Mentions: It appears to be advantageous to develop muco-inert particles to penetrate CF sputum and reach target epithelial cells. Suk et al. [59] modeled that the average mesh spacing in CF sputum was 140 ± 50 nm with a range of 60–300 nm. They further demonstrated that particles up to 200 nm in diameter that were densely coated with low molecular weight PEG traversed CF sputum up to 90-fold faster than uncoated particles with a similar size (Figure 8). In another study, transportation of these nanoparticles was examined after CF sputum was treated with N-acetylcysteine (NAC) [60]. NAC increased the average spacing between sputum mesh elements from 145 ± 50 nm to 230 ± 50 nm (Figure 9) and the transport of the densely coated 200 nm particles in CF sputum approached their theoretical speed in water. However, when NAC was used in combination with mucoadhesive cationic liposomes and polymers for gene therapy, there was no observable correction of nasal transepithelial potential difference in CF- mice [43].Figure 8.

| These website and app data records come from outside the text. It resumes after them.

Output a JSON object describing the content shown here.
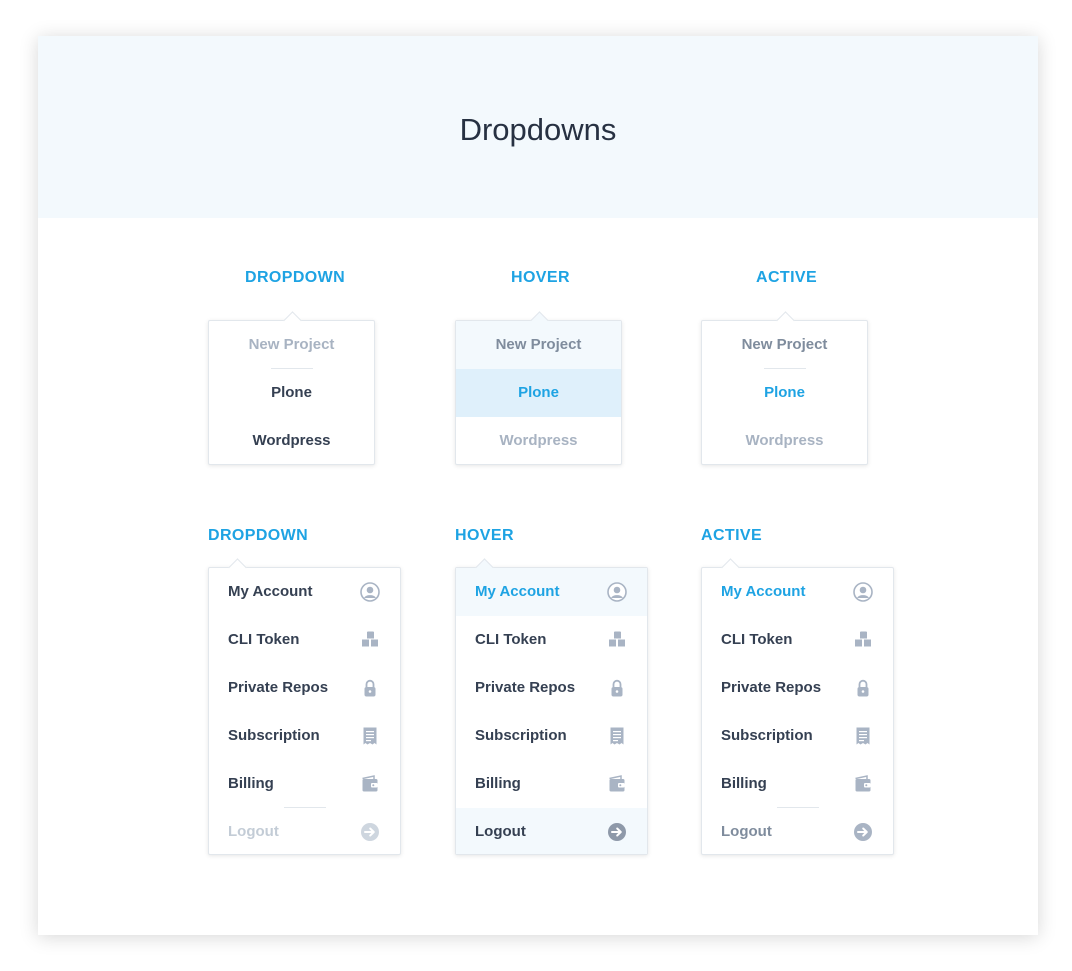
{
  "page": {
    "title": "Dropdowns"
  },
  "simple_menus": [
    {
      "label": "DROPDOWN",
      "items": [
        "New Project",
        "Plone",
        "Wordpress"
      ]
    },
    {
      "label": "HOVER",
      "items": [
        "New Project",
        "Plone",
        "Wordpress"
      ]
    },
    {
      "label": "ACTIVE",
      "items": [
        "New Project",
        "Plone",
        "Wordpress"
      ]
    }
  ],
  "account_menus": [
    {
      "label": "DROPDOWN",
      "items": [
        "My Account",
        "CLI Token",
        "Private Repos",
        "Subscription",
        "Billing",
        "Logout"
      ]
    },
    {
      "label": "HOVER",
      "items": [
        "My Account",
        "CLI Token",
        "Private Repos",
        "Subscription",
        "Billing",
        "Logout"
      ]
    },
    {
      "label": "ACTIVE",
      "items": [
        "My Account",
        "CLI Token",
        "Private Repos",
        "Subscription",
        "Billing",
        "Logout"
      ]
    }
  ],
  "icons": [
    "user-icon",
    "cubes-icon",
    "lock-icon",
    "receipt-icon",
    "wallet-icon",
    "arrow-right-circle-icon"
  ],
  "colors": {
    "accent": "#1ea3e3",
    "text": "#354052",
    "muted": "#a8b3c2",
    "header_bg": "#f3f9fd",
    "hover_bg": "#dff0fb",
    "icon": "#a9b4c4"
  }
}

Bottom Line: The mutation results in the accumulation of viscous mucus in multiple organs especially in the lungs, liver and pancreas.High associated morbidity and mortality is caused by CF due to the lack of effective therapies.Second, local lung delivery substantially prevents the penetration of the delivered drug into the systemic circulation limiting adverse side effects of the treatment on other organs and tissues.

View Article: PubMed Central - PubMed

Affiliation: Department of Pharmaceutics, Ernest Mario School of Pharmacy, Rutgers, The State University of New Jersey , Piscataway, NJ , USA.

ABSTRACT
Cystic fibrosis (CF) is an autosomal recessive monogenetic disease that afflicts nearly 70,000 patients worldwide. The mutation results in the accumulation of viscous mucus in multiple organs especially in the lungs, liver and pancreas. High associated morbidity and mortality is caused by CF due to the lack of effective therapies. It is widely accepted that morbidity and mortality caused by CF is primarily due to the respiratory manifestations of the disease. Consequently, several approaches were recently developed for treatment of lung complications of CF. However, the lack of effective methods for delivery and especially targeted delivery of therapeutics specifically to lung tissues and cells limits the efficiency of the therapy. Local pulmonary delivery of therapeutics has two major advantages over systemic application. First, it enhances the accumulation of therapeutics specifically in the lungs and therefore increases the efficiency of the treatment. Second, local lung delivery substantially prevents the penetration of the delivered drug into the systemic circulation limiting adverse side effects of the treatment on other organs and tissues. This review is focused on different approaches to the treatment of respiratory manifestations of CF as well as on methods of pulmonary delivery of therapeutics.

Show MeSH
Related in: MedlinePlus